Various neuropsychiatric disorders, especially addictions, feature impairments in risky decision-making; clarifying the neural mechanisms underlying this problem can inform treatment.
To determine how methamphetamine-dependent and control subjects differ in brain activation during a risky decision-making task, resting-state functional connectivity within mesolimbic and executive control circuits, and the relationships between these measures.
A case-control, functional magnetic resonance imaging study of methamphetamine-dependent and healthy comparison participants at rest and when performing the Balloon Analogue Risk Task, which involves the choice to pump a balloon or to cash out in the context of uncertain risk.
Clinical research center at an academic institution.
Twenty-five methamphetamine-dependent and 27 control subjects.
Main Outcomes and Measures

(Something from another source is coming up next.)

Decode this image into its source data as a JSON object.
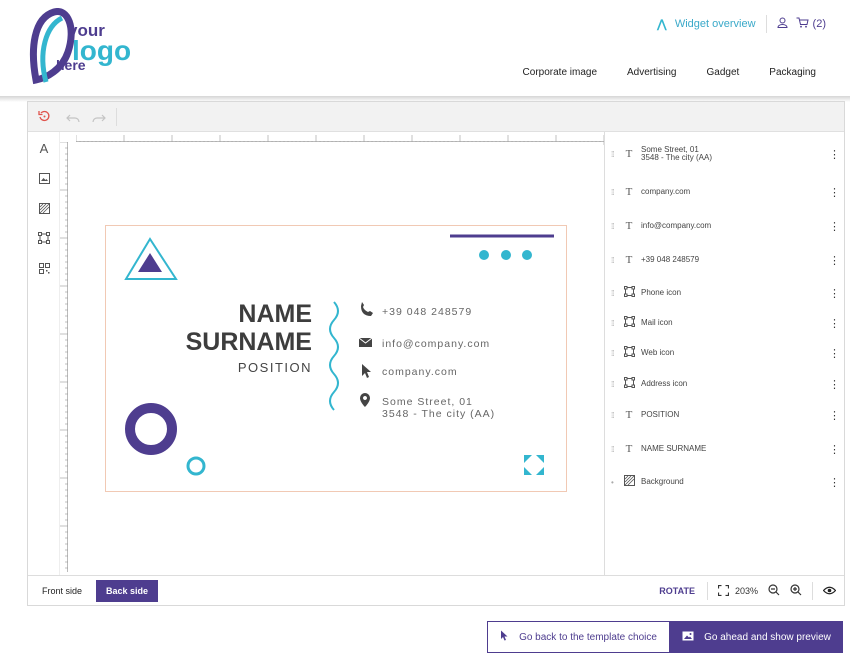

1) Parametric modulation of activation in the striatum and right dorsolateral prefrontal cortex, i.e., the degree to which activation changed as a linear function of risk and potential reward, both indexed by pump number; and 2) resting-state functional connectivity, measured in whole brain with seeds in the midbrain and right dorsolateral prefrontal cortex. Relationships between these outcomes were also tested.
Parametric modulation of cortical and striatal activation by pump number during risk-taking differed with group. It was stronger in the ventral striatum but weaker in the right dorsolateral prefrontal cortex in methamphetamine-dependent participants than controls. Methamphetamine-dependent subjects also exhibited greater resting-state functional connectivity of the midbrain with the putamen, amygdala, and hippocampus. This connectivity was negatively related to modulation of right dorsolateral prefrontal cortex activation by risk level during risky decision-making. In controls, parametric modulation of right dorsolateral prefrontal cortex activation by risk during decision-making was positively related to resting-state functional connectivity of the right dorsolateral prefrontal cortex with the striatum.
Conclusions and Relevance
Maladaptive decision-making by methamphetamine users may reflect circuit-level dysfunction, underlying deficits in task-based activation. Heightened resting-state connectivity within the mesocorticolimbic system, coupled with reduced prefrontal cortical connectivity, may create a bias toward reward-driven behavior over cognitive control in methamphetamine users. Interventions to improve this balance may enhance treatments for stimulant dependence and other disorders that involve maladaptive decision-making.